When you first experienced depression, you knew you did not want to be in this state, but had no idea what to do about it. And, I'm not talking about forms of depression that are psychiatric in nature; I am referring to periods of depression that can overtake any of us when we are overcome by the pressures of daily life.
We get depressed because all is not well. Depression is not the first sign that things have gone wrong. We may have experienced weariness, anxiety, loss of appetite, sleeplessness, moments of panic and other warning signals. In one way, it is a tribute to the human spirit that we carry on regardless of these alarm bells. But, left unheeded, they eventually lead us into the overwhelming experience of depression.
Sometimes, the experiences that trigger depression build up over a period of time. We accept each knock to our confidence, each miscommunication with loved ones, each unhappy day in a job we don't want to do but must, and each disappointment because we are caught up in a pattern that has no room for reflection, or because we lack the people who can help us see things more clearly.
To live with unhappiness day after day takes enormous strength.

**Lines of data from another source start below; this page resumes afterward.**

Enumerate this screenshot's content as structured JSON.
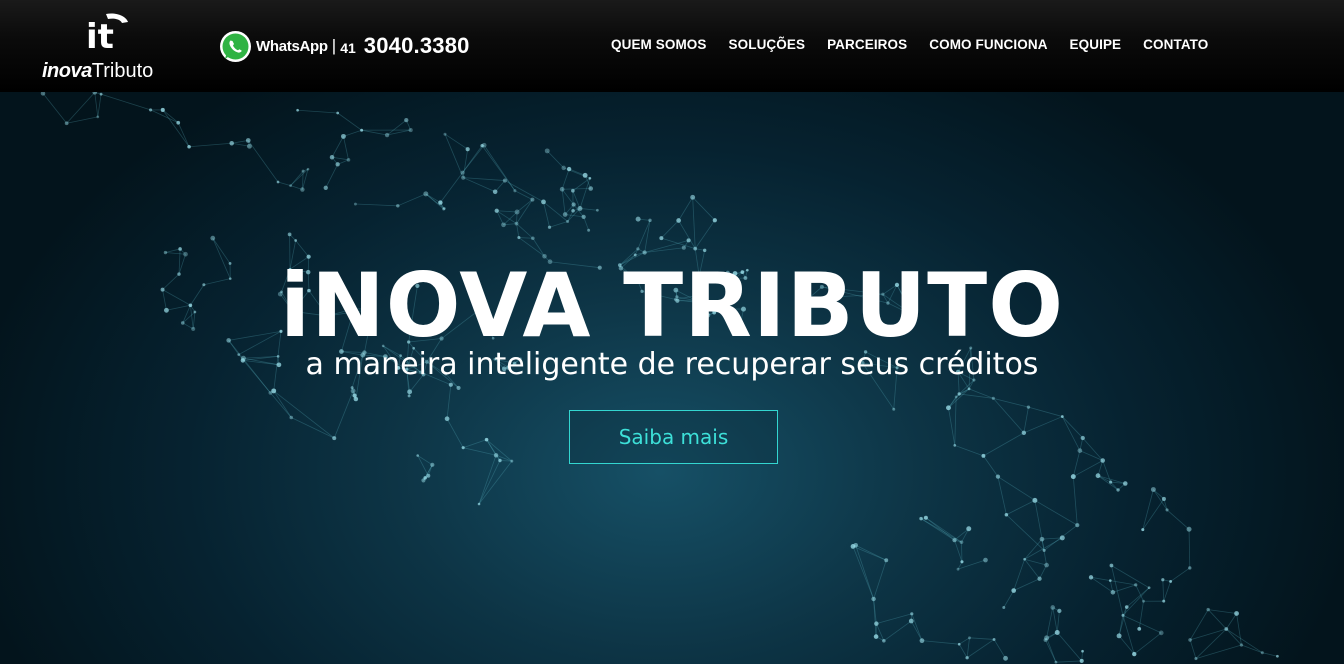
{
  "header": {
    "logo": {
      "bold": "inova",
      "light": "Tributo",
      "mark": "it"
    },
    "whatsapp": {
      "label": "WhatsApp",
      "separator": "|",
      "area_code": "41",
      "number": "3040.3380",
      "icon": "whatsapp-icon"
    },
    "nav": [
      "QUEM SOMOS",
      "SOLUÇÕES",
      "PARCEIROS",
      "COMO FUNCIONA",
      "EQUIPE",
      "CONTATO"
    ]
  },
  "hero": {
    "title": "iNOVA TRIBUTO",
    "subtitle": "a maneira inteligente de recuperar seus créditos",
    "cta_label": "Saiba mais",
    "background_art": "network-hands-illustration"
  },
  "colors": {
    "accent": "#33d6d0",
    "header_bg": "#000000",
    "hero_bg": "#0d3445"
  }
}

But, perhaps it doesn't have to be that way. Once we slide into depression, helping ourselves without the help of others becomes extremely difficult and, often, impossible.
When it comes to depression, many of us believe change is not possible. Stopping yourself from worrying may not be easy, but it is vital to break that pattern. When worry assails us, we must ask ourselves whether there is anything we can do about it now, and if not, we must dismiss the thought in no uncertain terms, replacing it with positive thoughts or actions.
There is no easy way to do this. It takes commitment and hard work on the part of the sufferer to re-engage with life at a time when he/she feels utterly powerless and un-empowered. The crucial first step is to seek help in order to reach a point where one can address the problems. For this, meet people who radiate positivity, and participate in activities that help distract you. Also, recognise the positives you have. This helps you re-engage with life.
Recovering from depression isn't simply about understanding the mechanism of depression. If the context that created the depression remains unchanged, no amount of positive action will protect you from further bouts.
(The writer is an organisational and behavioural consultant. He can be contacted at email@example.com)